Exercise description ▸ The expected output is every entry below, exact in every character.

Provided data ▸
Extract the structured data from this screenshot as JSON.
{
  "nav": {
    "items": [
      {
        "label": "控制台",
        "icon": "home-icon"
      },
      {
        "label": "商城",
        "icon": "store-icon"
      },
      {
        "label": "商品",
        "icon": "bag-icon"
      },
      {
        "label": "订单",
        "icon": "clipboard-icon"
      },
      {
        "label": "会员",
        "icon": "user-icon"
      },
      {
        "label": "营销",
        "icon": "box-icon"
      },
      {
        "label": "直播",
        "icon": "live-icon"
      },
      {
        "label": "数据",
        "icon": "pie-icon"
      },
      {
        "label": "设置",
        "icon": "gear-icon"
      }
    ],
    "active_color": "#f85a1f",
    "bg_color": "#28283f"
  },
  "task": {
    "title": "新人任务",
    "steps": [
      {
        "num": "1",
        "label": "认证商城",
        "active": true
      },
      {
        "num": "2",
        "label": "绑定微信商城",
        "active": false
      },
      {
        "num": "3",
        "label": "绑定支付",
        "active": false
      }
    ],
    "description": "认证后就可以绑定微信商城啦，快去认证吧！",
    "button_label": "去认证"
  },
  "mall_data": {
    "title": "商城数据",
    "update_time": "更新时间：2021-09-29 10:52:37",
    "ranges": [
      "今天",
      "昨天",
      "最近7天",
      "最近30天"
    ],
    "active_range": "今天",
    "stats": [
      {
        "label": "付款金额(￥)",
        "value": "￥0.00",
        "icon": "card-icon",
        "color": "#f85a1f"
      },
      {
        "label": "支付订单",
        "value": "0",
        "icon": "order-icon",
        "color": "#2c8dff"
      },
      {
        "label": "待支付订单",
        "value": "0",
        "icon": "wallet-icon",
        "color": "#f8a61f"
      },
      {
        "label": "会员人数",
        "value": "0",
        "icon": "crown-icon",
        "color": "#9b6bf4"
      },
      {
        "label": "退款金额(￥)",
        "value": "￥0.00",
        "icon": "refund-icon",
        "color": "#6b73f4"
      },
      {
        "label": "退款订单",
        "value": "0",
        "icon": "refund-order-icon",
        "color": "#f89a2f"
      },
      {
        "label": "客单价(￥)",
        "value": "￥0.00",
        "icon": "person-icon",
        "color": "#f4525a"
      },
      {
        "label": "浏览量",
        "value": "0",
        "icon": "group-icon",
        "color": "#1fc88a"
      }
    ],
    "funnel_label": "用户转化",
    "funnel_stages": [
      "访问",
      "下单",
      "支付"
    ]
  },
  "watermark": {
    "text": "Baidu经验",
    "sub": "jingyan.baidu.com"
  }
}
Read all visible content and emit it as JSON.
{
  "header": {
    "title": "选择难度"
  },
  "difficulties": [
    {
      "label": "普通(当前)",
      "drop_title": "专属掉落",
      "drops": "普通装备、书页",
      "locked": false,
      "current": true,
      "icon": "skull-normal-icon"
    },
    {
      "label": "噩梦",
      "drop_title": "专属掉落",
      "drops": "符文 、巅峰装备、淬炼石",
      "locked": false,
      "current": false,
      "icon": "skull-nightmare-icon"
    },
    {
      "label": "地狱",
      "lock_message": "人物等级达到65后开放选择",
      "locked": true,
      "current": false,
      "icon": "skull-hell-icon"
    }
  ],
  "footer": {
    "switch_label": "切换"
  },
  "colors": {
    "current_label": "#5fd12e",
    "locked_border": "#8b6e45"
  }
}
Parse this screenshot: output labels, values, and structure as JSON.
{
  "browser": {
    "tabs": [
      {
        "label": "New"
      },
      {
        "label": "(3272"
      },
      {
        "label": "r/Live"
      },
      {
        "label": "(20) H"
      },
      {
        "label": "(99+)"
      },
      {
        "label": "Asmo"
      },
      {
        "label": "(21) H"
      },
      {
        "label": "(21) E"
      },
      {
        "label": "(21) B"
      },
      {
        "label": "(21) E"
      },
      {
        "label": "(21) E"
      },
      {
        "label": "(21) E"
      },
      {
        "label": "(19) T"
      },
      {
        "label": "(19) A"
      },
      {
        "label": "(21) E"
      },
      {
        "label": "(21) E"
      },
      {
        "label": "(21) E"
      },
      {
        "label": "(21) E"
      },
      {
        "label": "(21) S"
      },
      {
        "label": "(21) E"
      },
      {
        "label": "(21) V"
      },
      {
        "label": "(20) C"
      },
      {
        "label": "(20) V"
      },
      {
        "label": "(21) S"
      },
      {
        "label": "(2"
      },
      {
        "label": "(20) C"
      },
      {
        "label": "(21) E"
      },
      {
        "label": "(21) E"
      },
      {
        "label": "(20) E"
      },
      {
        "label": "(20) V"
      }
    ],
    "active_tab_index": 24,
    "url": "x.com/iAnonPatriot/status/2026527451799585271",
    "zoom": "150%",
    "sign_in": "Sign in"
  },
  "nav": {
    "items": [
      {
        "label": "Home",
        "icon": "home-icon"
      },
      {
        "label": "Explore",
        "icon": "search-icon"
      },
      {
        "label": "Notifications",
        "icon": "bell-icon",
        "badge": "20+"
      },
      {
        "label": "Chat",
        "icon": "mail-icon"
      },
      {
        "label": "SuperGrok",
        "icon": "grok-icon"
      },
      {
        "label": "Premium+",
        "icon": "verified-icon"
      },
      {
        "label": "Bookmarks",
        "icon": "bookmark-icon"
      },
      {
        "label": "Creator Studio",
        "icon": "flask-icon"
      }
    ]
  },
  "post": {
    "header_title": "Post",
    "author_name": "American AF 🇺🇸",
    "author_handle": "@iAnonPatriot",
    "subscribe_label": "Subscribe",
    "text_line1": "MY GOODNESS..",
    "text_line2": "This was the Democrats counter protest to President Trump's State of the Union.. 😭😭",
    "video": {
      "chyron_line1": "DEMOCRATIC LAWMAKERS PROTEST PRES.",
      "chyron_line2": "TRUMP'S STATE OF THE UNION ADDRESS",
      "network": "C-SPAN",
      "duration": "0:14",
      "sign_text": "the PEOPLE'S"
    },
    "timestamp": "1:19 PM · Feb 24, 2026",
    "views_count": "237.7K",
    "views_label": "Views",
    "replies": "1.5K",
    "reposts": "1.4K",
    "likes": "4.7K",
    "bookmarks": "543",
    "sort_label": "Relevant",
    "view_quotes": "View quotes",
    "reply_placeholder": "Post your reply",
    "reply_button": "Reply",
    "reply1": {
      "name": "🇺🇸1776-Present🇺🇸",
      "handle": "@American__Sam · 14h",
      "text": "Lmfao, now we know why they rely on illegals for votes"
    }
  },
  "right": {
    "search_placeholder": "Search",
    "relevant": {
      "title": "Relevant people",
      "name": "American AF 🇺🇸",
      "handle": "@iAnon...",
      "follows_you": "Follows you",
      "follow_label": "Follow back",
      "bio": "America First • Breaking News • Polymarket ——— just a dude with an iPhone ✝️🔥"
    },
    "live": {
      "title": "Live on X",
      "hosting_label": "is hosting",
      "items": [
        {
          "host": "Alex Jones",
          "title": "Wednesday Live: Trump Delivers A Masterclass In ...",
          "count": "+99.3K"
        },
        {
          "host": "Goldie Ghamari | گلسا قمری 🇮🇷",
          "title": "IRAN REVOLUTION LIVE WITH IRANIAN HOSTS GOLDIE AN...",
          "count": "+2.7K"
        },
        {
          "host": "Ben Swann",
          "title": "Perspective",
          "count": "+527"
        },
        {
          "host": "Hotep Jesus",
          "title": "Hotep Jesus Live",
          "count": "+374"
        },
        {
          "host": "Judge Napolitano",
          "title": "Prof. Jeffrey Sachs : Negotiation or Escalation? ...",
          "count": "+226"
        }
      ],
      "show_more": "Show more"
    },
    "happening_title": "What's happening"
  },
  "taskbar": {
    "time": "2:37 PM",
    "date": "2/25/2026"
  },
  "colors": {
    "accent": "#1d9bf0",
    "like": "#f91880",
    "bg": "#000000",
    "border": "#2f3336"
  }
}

Result of this exercise ▸
Extract the structured data from this screenshot as JSON.
{
  "nav": {
    "items": [
      {
        "label": "控制台",
        "icon": "home-icon"
      },
      {
        "label": "商城",
        "icon": "store-icon"
      },
      {
        "label": "商品",
        "icon": "bag-icon"
      },
      {
        "label": "订单",
        "icon": "clipboard-icon"
      },
      {
        "label": "会员",
        "icon": "user-icon"
      },
      {
        "label": "营销",
        "icon": "box-icon"
      },
      {
        "label": "直播",
        "icon": "live-icon"
      },
      {
        "label": "数据",
        "icon": "pie-icon"
      },
      {
        "label": "设置",
        "icon": "gear-icon"
      }
    ],
    "active_color": "#f85a1f",
    "bg_color": "#28283f"
  },
  "task": {
    "title": "新人任务",
    "steps": [
      {
        "num": "1",
        "label": "认证商城",
        "active": true
      },
      {
        "num": "2",
        "label": "绑定微信商城",
        "active": false
      },
      {
        "num": "3",
        "label": "绑定支付",
        "active": false
      }
    ],
    "description": "认证后就可以绑定微信商城啦，快去认证吧！",
    "button_label": "去认证"
  },
  "mall_data": {
    "title": "商城数据",
    "update_time": "更新时间：2021-09-29 10:52:37",
    "ranges": [
      "今天",
      "昨天",
      "最近7天",
      "最近30天"
    ],
    "active_range": "今天",
    "stats": [
      {
        "label": "付款金额(￥)",
        "value": "￥0.00",
        "icon": "card-icon",
        "color": "#f85a1f"
      },
      {
        "label": "支付订单",
        "value": "0",
        "icon": "order-icon",
        "color": "#2c8dff"
      },
      {
        "label": "待支付订单",
        "value": "0",
        "icon": "wallet-icon",
        "color": "#f8a61f"
      },
      {
        "label": "会员人数",
        "value": "0",
        "icon": "crown-icon",
        "color": "#9b6bf4"
      },
      {
        "label": "退款金额(￥)",
        "value": "￥0.00",
        "icon": "refund-icon",
        "color": "#6b73f4"
      },
      {
        "label": "退款订单",
        "value": "0",
        "icon": "refund-order-icon",
        "color": "#f89a2f"
      },
      {
        "label": "客单价(￥)",
        "value": "￥0.00",
        "icon": "person-icon",
        "color": "#f4525a"
      },
      {
        "label": "浏览量",
        "value": "0",
        "icon": "group-icon",
        "color": "#1fc88a"
      }
    ],
    "funnel_label": "用户转化",
    "funnel_stages": [
      "访问",
      "下单",
      "支付"
    ]
  },
  "watermark": {
    "text": "Baidu经验",
    "sub": "jingyan.baidu.com"
  }
}
Read all visible content and emit it as JSON.
{
  "header": {
    "title": "选择难度"
  },
  "difficulties": [
    {
      "label": "普通(当前)",
      "drop_title": "专属掉落",
      "drops": "普通装备、书页",
      "locked": false,
      "current": true,
      "icon": "skull-normal-icon"
    },
    {
      "label": "噩梦",
      "drop_title": "专属掉落",
      "drops": "符文 、巅峰装备、淬炼石",
      "locked": false,
      "current": false,
      "icon": "skull-nightmare-icon"
    },
    {
      "label": "地狱",
      "lock_message": "人物等级达到65后开放选择",
      "locked": true,
      "current": false,
      "icon": "skull-hell-icon"
    }
  ],
  "footer": {
    "switch_label": "切换"
  },
  "colors": {
    "current_label": "#5fd12e",
    "locked_border": "#8b6e45"
  }
}
Parse this screenshot: output labels, values, and structure as JSON.
{
  "browser": {
    "tabs": [
      {
        "label": "New"
      },
      {
        "label": "(3272"
      },
      {
        "label": "r/Live"
      },
      {
        "label": "(20) H"
      },
      {
        "label": "(99+)"
      },
      {
        "label": "Asmo"
      },
      {
        "label": "(21) H"
      },
      {
        "label": "(21) E"
      },
      {
        "label": "(21) B"
      },
      {
        "label": "(21) E"
      },
      {
        "label": "(21) E"
      },
      {
        "label": "(21) E"
      },
      {
        "label": "(19) T"
      },
      {
        "label": "(19) A"
      },
      {
        "label": "(21) E"
      },
      {
        "label": "(21) E"
      },
      {
        "label": "(21) E"
      },
      {
        "label": "(21) E"
      },
      {
        "label": "(21) S"
      },
      {
        "label": "(21) E"
      },
      {
        "label": "(21) V"
      },
      {
        "label": "(20) C"
      },
      {
        "label": "(20) V"
      },
      {
        "label": "(21) S"
      },
      {
        "label": "(2"
      },
      {
        "label": "(20) C"
      },
      {
        "label": "(21) E"
      },
      {
        "label": "(21) E"
      },
      {
        "label": "(20) E"
      },
      {
        "label": "(20) V"
      }
    ],
    "active_tab_index": 24,
    "url": "x.com/iAnonPatriot/status/2026527451799585271",
    "zoom": "150%",
    "sign_in": "Sign in"
  },
  "nav": {
    "items": [
      {
        "label": "Home",
        "icon": "home-icon"
      },
      {
        "label": "Explore",
        "icon": "search-icon"
      },
      {
        "label": "Notifications",
        "icon": "bell-icon",
        "badge": "20+"
      },
      {
        "label": "Chat",
        "icon": "mail-icon"
      },
      {
        "label": "SuperGrok",
        "icon": "grok-icon"
      },
      {
        "label": "Premium+",
        "icon": "verified-icon"
      },
      {
        "label": "Bookmarks",
        "icon": "bookmark-icon"
      },
      {
        "label": "Creator Studio",
        "icon": "flask-icon"
      }
    ]
  },
  "post": {
    "header_title": "Post",
    "author_name": "American AF 🇺🇸",
    "author_handle": "@iAnonPatriot",
    "subscribe_label": "Subscribe",
    "text_line1": "MY GOODNESS..",
    "text_line2": "This was the Democrats counter protest to President Trump's State of the Union.. 😭😭",
    "video": {
      "chyron_line1": "DEMOCRATIC LAWMAKERS PROTEST PRES.",
      "chyron_line2": "TRUMP'S STATE OF THE UNION ADDRESS",
      "network": "C-SPAN",
      "duration": "0:14",
      "sign_text": "the PEOPLE'S"
    },
    "timestamp": "1:19 PM · Feb 24, 2026",
    "views_count": "237.7K",
    "views_label": "Views",
    "replies": "1.5K",
    "reposts": "1.4K",
    "likes": "4.7K",
    "bookmarks": "543",
    "sort_label": "Relevant",
    "view_quotes": "View quotes",
    "reply_placeholder": "Post your reply",
    "reply_button": "Reply",
    "reply1": {
      "name": "🇺🇸1776-Present🇺🇸",
      "handle": "@American__Sam · 14h",
      "text": "Lmfao, now we know why they rely on illegals for votes"
    }
  },
  "right": {
    "search_placeholder": "Search",
    "relevant": {
      "title": "Relevant people",
      "name": "American AF 🇺🇸",
      "handle": "@iAnon...",
      "follows_you": "Follows you",
      "follow_label": "Follow back",
      "bio": "America First • Breaking News • Polymarket ——— just a dude with an iPhone ✝️🔥"
    },
    "live": {
      "title": "Live on X",
      "hosting_label": "is hosting",
      "items": [
        {
          "host": "Alex Jones",
          "title": "Wednesday Live: Trump Delivers A Masterclass In ...",
          "count": "+99.3K"
        },
        {
          "host": "Goldie Ghamari | گلسا قمری 🇮🇷",
          "title": "IRAN REVOLUTION LIVE WITH IRANIAN HOSTS GOLDIE AN...",
          "count": "+2.7K"
        },
        {
          "host": "Ben Swann",
          "title": "Perspective",
          "count": "+527"
        },
        {
          "host": "Hotep Jesus",
          "title": "Hotep Jesus Live",
          "count": "+374"
        },
        {
          "host": "Judge Napolitano",
          "title": "Prof. Jeffrey Sachs : Negotiation or Escalation? ...",
          "count": "+226"
        }
      ],
      "show_more": "Show more"
    },
    "happening_title": "What's happening"
  },
  "taskbar": {
    "time": "2:37 PM",
    "date": "2/25/2026"
  },
  "colors": {
    "accent": "#1d9bf0",
    "like": "#f91880",
    "bg": "#000000",
    "border": "#2f3336"
  }
}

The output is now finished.